» TASK OBJECTIVE
List each line of the data that holds the string "lagi".

——

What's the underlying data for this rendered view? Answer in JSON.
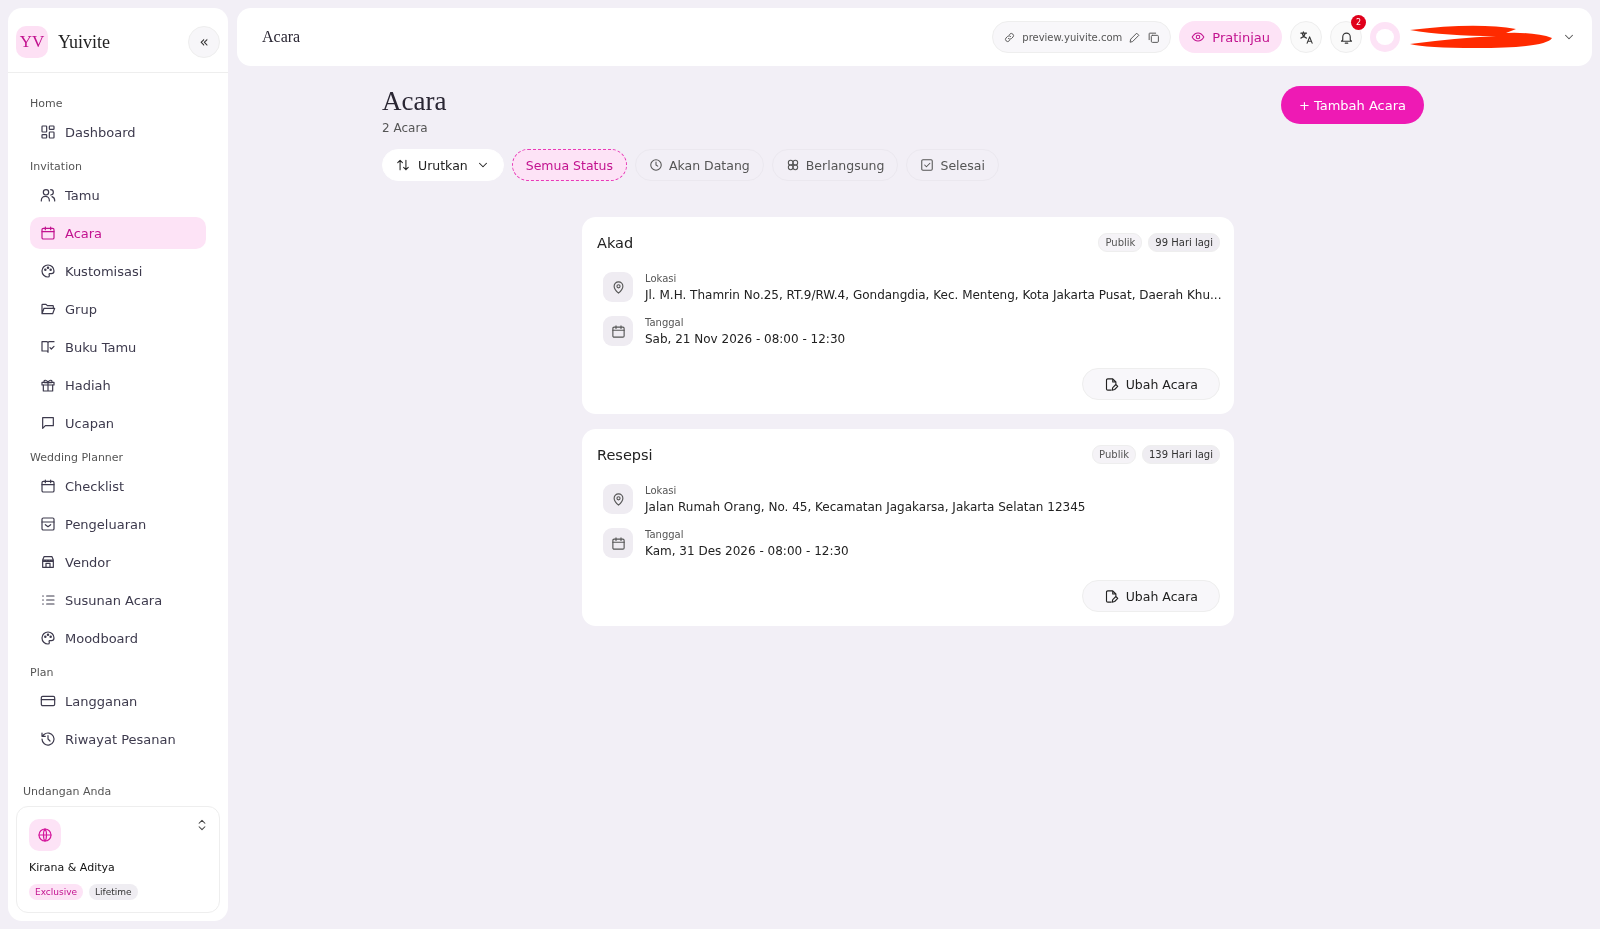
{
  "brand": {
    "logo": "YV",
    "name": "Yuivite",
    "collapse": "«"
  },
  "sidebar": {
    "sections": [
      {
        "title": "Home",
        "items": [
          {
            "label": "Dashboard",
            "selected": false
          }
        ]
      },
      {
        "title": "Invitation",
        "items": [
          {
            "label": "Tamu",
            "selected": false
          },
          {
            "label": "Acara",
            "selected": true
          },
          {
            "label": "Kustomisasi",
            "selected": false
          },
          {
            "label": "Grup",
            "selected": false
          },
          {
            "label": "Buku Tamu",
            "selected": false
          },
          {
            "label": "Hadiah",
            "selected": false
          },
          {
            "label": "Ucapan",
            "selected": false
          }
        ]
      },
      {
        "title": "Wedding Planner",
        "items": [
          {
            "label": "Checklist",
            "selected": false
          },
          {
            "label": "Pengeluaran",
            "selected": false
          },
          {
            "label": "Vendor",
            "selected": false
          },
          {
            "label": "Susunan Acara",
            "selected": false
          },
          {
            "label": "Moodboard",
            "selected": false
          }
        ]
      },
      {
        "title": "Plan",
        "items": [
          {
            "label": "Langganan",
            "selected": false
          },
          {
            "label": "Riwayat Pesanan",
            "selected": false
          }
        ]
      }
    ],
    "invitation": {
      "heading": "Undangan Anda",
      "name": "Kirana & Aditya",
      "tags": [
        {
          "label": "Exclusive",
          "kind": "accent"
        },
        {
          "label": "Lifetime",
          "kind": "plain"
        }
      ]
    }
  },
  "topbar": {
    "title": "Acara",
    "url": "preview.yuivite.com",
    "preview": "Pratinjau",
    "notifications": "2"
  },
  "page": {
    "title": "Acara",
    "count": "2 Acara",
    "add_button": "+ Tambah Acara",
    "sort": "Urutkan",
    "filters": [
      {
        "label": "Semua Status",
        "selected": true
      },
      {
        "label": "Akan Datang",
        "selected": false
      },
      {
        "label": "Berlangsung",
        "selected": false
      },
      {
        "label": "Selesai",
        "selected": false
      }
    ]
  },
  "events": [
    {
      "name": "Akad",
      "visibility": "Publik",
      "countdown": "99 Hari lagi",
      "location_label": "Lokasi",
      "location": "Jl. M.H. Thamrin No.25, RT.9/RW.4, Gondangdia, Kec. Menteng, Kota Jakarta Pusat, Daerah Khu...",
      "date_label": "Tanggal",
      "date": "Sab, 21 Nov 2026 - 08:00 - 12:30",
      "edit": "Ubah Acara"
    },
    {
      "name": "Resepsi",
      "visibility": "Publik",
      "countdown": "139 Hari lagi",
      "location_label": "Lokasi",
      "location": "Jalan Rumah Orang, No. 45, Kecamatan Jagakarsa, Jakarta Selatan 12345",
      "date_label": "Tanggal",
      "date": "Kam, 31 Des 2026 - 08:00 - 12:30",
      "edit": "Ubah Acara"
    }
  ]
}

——

» SOLUTION TO THIS EXERCISE
      "countdown": "99 Hari lagi",
      "countdown": "139 Hari lagi",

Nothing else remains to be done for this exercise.